Using Redis as a Queue in Nodejs

When scaling out a website, sometimes you will have cpu intensive tasks or tasks that the user should not wait on when making a API request. For these kind of activities, one option is to create a Queue. You send a message to one server and have a worker (workers) read that request and process.

For example, say the user sends a request to complete a todo (like at Habitica ;)) and you then need to send webhooks that are subscribed to this action. This is a great time to set up a queue and worker.

For more ideas on queue and how to scale, check out this repo.

Using Redis Simple Message Queue

For this tutorial, let’s get started with a repo I found rightly called Redis Simple Message Queue.

You will first need to install Redis on your system, once you have that, let’s build the producer. The producer will send request to Redis.

Create a new directory and a file for the producer.

mkdir redis-simple-queue
cd redis-simple-queue
touch producer.js

Next, let’s init a new npm project and install rsmq

npm init -y
npm install rsmq --save

Creating the Producer

Now, in the producer.js, let’s add the following to connect to Redis. We first import the new library, then connect to Redis assumed on our localhost.

const RedisSMQ = require("rsmq");
const rsmq = new RedisSMQ({
  host: "127.0.0.1",
  port: 6379, ns: "rsmq"
});

Then, we should create a queue that will listen to our webhook requests. Note that you can have multiple queues for all sorts of processes.

rsmq.createQueue({ qname: 'webhook-queue'}, (err, resp) => {
	if (resp === 1) console.log('queue created');
});

Alright! Almost done here. Now that we are connect, let’s send a message.

rsmq.sendMessage({
    qname: 'webhook-queue',
    message: 'Hello World',
  }, (err, resp) => {
  	if (resp) console.log('Message sent. ID:', resp);
  });
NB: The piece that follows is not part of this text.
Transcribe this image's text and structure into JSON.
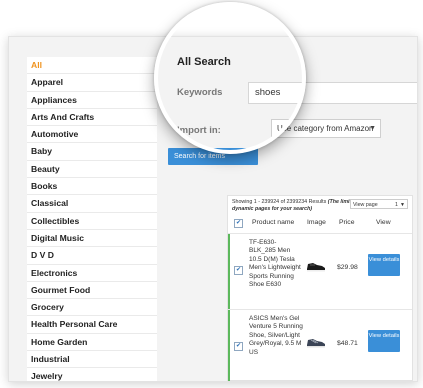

This is a good example of using a producer, but for our scenario at the beginning, we would be calling this send message inside of our Express.js route request.

The full code for our producer is here.

const RedisSMQ = require("rsmq");
const rsmq = new RedisSMQ({
  host: "127.0.0.1",
  port: 6379, ns: "rsmq"
});


rsmq.createQueue({ qname: 'webhook-queue'}, (err, resp) => {
	if (resp === 1) console.log('queue created');

  rsmq.sendMessage({
    qname: 'webhook-queue',
    message: 'Hello World',
  }, (err, resp) => {
  	if (resp) console.log('Message sent. ID:', resp);
  });
});

Building a Worker

Okay, now we are ready to create a worker to process. First create a new file.

touch worker.js

Then, let’s add the connection logic again.

const RedisSMQ = require("rsmq");
const rsmq = new RedisSMQ({
  host: "127.0.0.1",
  port: 6379, ns: "rsmq"
});

 
Now, we add a little snippet to recieve the message. And you can see where we will then handle the logic for the request.

rsmq.receiveMessage({
  qname: 'webhook-queue',
}, (err, resp) => {
	if (!resp.id) return;
	console.log('Message received.', resp);
  // Do long logic here
});

We are almost done. Now that we have processed the request, we need to remove the request from the queue so no other worker processes it. The reason we don’t automatically remove the queue when we send it is for retries. So, if one work fails, we can just resend the request.

rsmq.deleteMessage({
      qname: 'webhook-queue',
      id: resp.id,
  }, (err, resp) => {
  	if (resp === 1) console.log('Message deleted.');
  });

And the full code is here.

const RedisSMQ = require("rsmq");
const rsmq = new RedisSMQ({
  host: "127.0.0.1",
  port: 6379, ns: "rsmq"
});

rsmq.receiveMessage({
  qname: 'webhook-queue',
}, (err, resp) => {
	if (!resp || !resp.id) return;
	console.log('Message received.', resp);

  // Do long logic here

  rsmq.deleteMessage({
      qname: 'webhook-queue',
      id: resp.id,
  }, (err, resp) => {
  	if (resp === 1) console.log('Message deleted.');
  });
});

Conclusion

This is a very short introduction to queues, but I’m hoping you can see the power of queue already. There is much more to explore: how to use multiple workers, how to do retries and timeouts and how to orchestrate all of this. We leave this to explore in the future :D.

Installing Redis on Mac OSX with Homebrew

Below is a quick recipe on install Redis with the great Homebrew.

brew install redis

That’s it for install! Now let’s get Redis started. You can verify the install with this command.

brew info redis

 
You can run Redis with this command.

brew services start redis

Now, let’s check redis

redis-cli ping

Done! Easy enough. You can use this command to view service status with Brew.

brew services list